That's why Mr. Fineman's take on the issue is both curious and instructive. Rush Limbaugh's assertion that he is "equal time" for the liberal, drive-by media gets only a passing mention in the column. He also chides most of the Democratic presidential candidates for refusing to weigh in on the idea of a new Fairness Doctrine. Fineman suggests that most are reluctant (read: afraid) to take on powerful broadcast companies.
On the other hand, perhaps some of the Democrats running for president have a better understanding of the media than Mr. Fineman. The main-stream media, which includes the bulk of the nation's print, broadcast and cable outlets, is predominantly liberal, and still reaches large audiences every day. Indeed, talk radio is one of the few conservative outposts on a media landscape that overwhelmingly tilts toward the Democratic Party and its ideals. There is also some debate as to the real power of talk radio; conservative hosts almost universally supported the GOP in 2006, but the party lost control of both the House and Senate. Marginal Republican prospects for 2008 suggest that the influence of conservative talk radio has peaked, or that its power was overrated.
Still, Mr. Fineman's sympathies clearly lie with Congressional Democrats and their concern about talk radio's "misuse" of the public airwaves. Never mind that the original Fairness Doctrine was bad law, imposing prohibitive restrictions on broadcasters while giving a pass to print outlets and (eventually) cable and satellite channels as well. As a credentialed member of the "old media," Fineman would apparently welcome a return of broadcast "fairness" regulations, and a restoration of the liberal media monopoly that existed until a few years ago.

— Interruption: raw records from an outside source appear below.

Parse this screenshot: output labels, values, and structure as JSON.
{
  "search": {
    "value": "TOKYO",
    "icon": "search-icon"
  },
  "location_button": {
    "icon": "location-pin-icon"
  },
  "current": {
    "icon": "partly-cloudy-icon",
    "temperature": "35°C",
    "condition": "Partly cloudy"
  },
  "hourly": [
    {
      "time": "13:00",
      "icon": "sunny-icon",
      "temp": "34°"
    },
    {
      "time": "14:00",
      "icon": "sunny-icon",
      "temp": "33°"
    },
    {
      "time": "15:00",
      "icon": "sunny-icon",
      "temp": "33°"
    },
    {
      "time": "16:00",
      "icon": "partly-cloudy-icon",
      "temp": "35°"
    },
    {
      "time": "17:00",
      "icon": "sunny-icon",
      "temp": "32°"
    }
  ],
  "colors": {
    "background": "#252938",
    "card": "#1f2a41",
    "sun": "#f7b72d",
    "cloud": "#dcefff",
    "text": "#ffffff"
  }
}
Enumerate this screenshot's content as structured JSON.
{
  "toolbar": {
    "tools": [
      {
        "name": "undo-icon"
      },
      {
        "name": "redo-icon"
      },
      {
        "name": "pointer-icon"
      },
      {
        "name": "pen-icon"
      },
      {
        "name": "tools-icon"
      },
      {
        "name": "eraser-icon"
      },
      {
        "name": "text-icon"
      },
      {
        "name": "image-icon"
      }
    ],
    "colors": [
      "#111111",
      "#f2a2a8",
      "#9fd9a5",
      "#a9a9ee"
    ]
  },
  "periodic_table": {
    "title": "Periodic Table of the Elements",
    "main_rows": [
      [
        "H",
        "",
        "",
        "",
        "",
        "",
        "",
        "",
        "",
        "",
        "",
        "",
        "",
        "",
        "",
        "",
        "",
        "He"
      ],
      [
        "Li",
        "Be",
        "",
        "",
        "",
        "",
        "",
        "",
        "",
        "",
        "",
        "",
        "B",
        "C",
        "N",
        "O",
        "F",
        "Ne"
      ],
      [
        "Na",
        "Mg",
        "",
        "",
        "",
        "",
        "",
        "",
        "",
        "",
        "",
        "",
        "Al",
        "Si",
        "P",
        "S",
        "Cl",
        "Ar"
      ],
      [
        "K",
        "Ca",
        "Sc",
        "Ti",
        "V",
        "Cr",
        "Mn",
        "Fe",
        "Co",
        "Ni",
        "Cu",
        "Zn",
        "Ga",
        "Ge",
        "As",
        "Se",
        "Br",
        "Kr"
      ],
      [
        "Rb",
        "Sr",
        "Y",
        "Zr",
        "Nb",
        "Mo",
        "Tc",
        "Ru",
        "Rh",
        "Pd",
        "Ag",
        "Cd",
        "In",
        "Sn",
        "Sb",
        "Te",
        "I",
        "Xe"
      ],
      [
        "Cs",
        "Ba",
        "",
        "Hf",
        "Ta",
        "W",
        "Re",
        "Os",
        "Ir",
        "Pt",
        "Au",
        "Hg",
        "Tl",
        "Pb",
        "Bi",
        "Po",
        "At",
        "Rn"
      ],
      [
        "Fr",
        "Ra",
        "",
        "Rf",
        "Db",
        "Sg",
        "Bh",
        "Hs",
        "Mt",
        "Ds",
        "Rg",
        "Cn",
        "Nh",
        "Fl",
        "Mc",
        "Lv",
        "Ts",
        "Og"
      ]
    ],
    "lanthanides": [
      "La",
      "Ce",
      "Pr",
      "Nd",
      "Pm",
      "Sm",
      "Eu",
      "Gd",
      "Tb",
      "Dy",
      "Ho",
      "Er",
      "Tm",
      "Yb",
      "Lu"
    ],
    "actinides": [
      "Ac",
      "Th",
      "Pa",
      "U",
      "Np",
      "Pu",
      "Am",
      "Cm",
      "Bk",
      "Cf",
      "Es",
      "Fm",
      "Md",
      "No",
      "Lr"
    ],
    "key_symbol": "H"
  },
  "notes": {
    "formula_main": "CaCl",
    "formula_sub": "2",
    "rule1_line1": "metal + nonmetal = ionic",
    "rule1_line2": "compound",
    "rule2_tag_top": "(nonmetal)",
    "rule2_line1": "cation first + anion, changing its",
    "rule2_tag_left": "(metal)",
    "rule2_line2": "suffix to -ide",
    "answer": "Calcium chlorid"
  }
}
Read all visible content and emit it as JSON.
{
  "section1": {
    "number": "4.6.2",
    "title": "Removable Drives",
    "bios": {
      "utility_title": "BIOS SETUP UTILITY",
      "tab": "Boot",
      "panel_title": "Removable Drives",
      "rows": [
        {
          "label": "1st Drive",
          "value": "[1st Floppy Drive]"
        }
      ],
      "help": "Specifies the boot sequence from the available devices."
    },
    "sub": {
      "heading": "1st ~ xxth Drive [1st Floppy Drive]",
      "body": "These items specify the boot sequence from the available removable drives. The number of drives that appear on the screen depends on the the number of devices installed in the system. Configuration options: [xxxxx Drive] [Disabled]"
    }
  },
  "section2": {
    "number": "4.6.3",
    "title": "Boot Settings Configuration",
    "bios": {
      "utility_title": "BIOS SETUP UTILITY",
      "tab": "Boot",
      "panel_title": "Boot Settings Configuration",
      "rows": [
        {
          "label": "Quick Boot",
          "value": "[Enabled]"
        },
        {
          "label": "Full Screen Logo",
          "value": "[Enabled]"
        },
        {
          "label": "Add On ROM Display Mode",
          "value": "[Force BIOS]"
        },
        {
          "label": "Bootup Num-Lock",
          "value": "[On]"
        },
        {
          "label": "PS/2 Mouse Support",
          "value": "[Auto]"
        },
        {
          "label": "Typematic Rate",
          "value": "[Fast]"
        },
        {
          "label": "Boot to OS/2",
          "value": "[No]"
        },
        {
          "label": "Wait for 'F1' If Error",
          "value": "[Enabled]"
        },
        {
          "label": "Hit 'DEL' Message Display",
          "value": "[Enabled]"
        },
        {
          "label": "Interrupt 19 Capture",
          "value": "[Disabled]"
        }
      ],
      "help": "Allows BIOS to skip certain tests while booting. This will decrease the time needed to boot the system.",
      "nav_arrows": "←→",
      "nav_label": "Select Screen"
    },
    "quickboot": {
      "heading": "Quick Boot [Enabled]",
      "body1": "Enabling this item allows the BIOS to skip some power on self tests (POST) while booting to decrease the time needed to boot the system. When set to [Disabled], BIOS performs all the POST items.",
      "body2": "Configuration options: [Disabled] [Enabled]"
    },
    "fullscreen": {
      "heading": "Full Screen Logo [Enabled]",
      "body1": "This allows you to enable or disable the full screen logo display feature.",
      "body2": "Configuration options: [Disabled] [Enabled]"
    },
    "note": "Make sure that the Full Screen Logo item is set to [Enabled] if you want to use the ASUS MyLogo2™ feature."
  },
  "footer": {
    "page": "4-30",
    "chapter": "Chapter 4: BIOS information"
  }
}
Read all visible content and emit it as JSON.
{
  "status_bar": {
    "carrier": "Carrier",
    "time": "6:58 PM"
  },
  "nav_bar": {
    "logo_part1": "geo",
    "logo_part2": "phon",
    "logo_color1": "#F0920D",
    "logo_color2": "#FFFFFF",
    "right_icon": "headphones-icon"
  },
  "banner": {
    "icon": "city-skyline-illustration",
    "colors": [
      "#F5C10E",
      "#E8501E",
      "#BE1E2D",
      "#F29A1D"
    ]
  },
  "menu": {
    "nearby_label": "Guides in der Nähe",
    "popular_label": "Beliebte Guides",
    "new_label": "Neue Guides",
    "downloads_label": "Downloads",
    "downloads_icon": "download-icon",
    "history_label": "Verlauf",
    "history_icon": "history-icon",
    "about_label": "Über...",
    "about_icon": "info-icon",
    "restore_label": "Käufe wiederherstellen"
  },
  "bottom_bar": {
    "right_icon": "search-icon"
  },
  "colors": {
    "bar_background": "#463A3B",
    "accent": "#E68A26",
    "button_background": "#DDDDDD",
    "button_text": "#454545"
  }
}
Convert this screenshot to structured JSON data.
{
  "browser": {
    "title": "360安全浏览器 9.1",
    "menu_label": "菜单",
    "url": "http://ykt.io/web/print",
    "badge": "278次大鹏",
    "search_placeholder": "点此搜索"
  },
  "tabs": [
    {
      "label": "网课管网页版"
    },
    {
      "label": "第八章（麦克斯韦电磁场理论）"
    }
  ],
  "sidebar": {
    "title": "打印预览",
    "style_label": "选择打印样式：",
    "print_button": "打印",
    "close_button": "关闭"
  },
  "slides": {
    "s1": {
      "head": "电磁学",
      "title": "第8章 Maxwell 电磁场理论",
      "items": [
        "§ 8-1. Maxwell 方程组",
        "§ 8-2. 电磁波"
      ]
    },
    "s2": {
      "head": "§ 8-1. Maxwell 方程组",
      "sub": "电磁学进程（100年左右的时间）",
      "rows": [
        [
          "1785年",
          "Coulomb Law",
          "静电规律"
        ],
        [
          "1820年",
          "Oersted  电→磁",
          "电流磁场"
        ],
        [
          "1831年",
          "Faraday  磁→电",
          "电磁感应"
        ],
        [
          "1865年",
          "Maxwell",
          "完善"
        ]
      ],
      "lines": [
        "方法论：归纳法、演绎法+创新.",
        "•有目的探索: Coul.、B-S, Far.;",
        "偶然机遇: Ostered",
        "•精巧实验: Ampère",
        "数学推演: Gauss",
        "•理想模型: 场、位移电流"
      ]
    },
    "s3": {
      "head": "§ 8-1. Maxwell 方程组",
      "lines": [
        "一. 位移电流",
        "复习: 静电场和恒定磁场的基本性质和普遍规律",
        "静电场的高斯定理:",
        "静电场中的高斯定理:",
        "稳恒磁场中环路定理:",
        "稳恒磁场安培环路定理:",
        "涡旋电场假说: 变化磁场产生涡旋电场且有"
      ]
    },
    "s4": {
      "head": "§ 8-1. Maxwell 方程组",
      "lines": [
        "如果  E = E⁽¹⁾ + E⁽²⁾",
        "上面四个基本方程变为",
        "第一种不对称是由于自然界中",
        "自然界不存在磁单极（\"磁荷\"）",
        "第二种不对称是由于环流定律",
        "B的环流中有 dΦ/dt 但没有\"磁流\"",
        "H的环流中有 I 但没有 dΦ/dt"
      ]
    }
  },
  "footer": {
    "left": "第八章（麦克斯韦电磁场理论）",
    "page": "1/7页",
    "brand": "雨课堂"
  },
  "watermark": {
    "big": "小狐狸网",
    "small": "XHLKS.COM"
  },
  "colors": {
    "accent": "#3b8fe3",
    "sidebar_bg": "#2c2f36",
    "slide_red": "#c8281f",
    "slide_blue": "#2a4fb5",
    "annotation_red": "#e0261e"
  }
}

Attempts to restore the Fairness Doctrine aren't about media access; they've a thinly-veiled effort to silence voices that are critical of the Democratic Party and liberalism in general. That makes it a free speech issue, but you wouldn't know that by reading a certain columnist in Newsweek.